### Prompt
Print all the entries exactly.

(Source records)
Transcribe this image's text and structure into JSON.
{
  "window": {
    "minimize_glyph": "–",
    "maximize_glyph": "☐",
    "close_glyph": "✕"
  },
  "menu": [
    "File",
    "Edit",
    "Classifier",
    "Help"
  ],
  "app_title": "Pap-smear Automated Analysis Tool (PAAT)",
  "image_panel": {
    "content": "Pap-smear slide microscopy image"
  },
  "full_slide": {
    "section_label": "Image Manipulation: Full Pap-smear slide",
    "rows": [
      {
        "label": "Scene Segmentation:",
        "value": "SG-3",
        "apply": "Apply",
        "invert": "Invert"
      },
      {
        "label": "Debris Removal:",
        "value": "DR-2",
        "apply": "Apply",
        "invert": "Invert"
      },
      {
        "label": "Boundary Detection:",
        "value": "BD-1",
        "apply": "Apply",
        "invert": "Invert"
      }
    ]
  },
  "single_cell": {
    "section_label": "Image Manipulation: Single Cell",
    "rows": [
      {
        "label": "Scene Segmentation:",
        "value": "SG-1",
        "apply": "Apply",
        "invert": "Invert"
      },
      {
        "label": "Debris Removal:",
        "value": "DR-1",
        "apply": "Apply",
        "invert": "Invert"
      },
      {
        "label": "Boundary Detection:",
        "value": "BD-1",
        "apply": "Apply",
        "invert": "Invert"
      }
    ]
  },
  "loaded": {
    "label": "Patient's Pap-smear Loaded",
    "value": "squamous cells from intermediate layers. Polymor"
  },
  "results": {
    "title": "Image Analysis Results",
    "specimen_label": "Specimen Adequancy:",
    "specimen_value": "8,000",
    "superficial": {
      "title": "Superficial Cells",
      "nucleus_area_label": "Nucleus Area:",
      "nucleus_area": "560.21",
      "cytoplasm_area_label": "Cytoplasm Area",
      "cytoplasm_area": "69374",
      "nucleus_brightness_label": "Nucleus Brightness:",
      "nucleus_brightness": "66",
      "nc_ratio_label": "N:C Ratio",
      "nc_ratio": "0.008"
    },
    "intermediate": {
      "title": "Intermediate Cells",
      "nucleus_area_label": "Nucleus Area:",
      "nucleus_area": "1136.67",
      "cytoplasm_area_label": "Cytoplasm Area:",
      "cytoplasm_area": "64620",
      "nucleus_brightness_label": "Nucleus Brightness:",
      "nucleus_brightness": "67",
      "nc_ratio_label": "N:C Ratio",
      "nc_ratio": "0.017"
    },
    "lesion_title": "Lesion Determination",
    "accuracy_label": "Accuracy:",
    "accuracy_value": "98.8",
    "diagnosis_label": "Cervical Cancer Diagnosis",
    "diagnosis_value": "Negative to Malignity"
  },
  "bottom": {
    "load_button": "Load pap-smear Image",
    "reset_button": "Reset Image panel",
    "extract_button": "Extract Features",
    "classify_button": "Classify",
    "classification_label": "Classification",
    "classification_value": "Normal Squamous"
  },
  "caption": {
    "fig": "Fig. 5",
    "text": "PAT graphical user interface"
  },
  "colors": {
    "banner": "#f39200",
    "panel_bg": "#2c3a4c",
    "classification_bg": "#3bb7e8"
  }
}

### Answer section
Transcribe this image's text and structure into JSON.
{
  "window": {
    "minimize_glyph": "–",
    "maximize_glyph": "☐",
    "close_glyph": "✕"
  },
  "menu": [
    "File",
    "Edit",
    "Classifier",
    "Help"
  ],
  "app_title": "Pap-smear Automated Analysis Tool (PAAT)",
  "image_panel": {
    "content": "Pap-smear slide microscopy image"
  },
  "full_slide": {
    "section_label": "Image Manipulation: Full Pap-smear slide",
    "rows": [
      {
        "label": "Scene Segmentation:",
        "value": "SG-3",
        "apply": "Apply",
        "invert": "Invert"
      },
      {
        "label": "Debris Removal:",
        "value": "DR-2",
        "apply": "Apply",
        "invert": "Invert"
      },
      {
        "label": "Boundary Detection:",
        "value": "BD-1",
        "apply": "Apply",
        "invert": "Invert"
      }
    ]
  },
  "single_cell": {
    "section_label": "Image Manipulation: Single Cell",
    "rows": [
      {
        "label": "Scene Segmentation:",
        "value": "SG-1",
        "apply": "Apply",
        "invert": "Invert"
      },
      {
        "label": "Debris Removal:",
        "value": "DR-1",
        "apply": "Apply",
        "invert": "Invert"
      },
      {
        "label": "Boundary Detection:",
        "value": "BD-1",
        "apply": "Apply",
        "invert": "Invert"
      }
    ]
  },
  "loaded": {
    "label": "Patient's Pap-smear Loaded",
    "value": "squamous cells from intermediate layers. Polymor"
  },
  "results": {
    "title": "Image Analysis Results",
    "specimen_label": "Specimen Adequancy:",
    "specimen_value": "8,000",
    "superficial": {
      "title": "Superficial Cells",
      "nucleus_area_label": "Nucleus Area:",
      "nucleus_area": "560.21",
      "cytoplasm_area_label": "Cytoplasm Area",
      "cytoplasm_area": "69374",
      "nucleus_brightness_label": "Nucleus Brightness:",
      "nucleus_brightness": "66",
      "nc_ratio_label": "N:C Ratio",
      "nc_ratio": "0.008"
    },
    "intermediate": {
      "title": "Intermediate Cells",
      "nucleus_area_label": "Nucleus Area:",
      "nucleus_area": "1136.67",
      "cytoplasm_area_label": "Cytoplasm Area:",
      "cytoplasm_area": "64620",
      "nucleus_brightness_label": "Nucleus Brightness:",
      "nucleus_brightness": "67",
      "nc_ratio_label": "N:C Ratio",
      "nc_ratio": "0.017"
    },
    "lesion_title": "Lesion Determination",
    "accuracy_label": "Accuracy:",
    "accuracy_value": "98.8",
    "diagnosis_label": "Cervical Cancer Diagnosis",
    "diagnosis_value": "Negative to Malignity"
  },
  "bottom": {
    "load_button": "Load pap-smear Image",
    "reset_button": "Reset Image panel",
    "extract_button": "Extract Features",
    "classify_button": "Classify",
    "classification_label": "Classification",
    "classification_value": "Normal Squamous"
  },
  "caption": {
    "fig": "Fig. 5",
    "text": "PAT graphical user interface"
  },
  "colors": {
    "banner": "#f39200",
    "panel_bg": "#2c3a4c",
    "classification_bg": "#3bb7e8"
  }
}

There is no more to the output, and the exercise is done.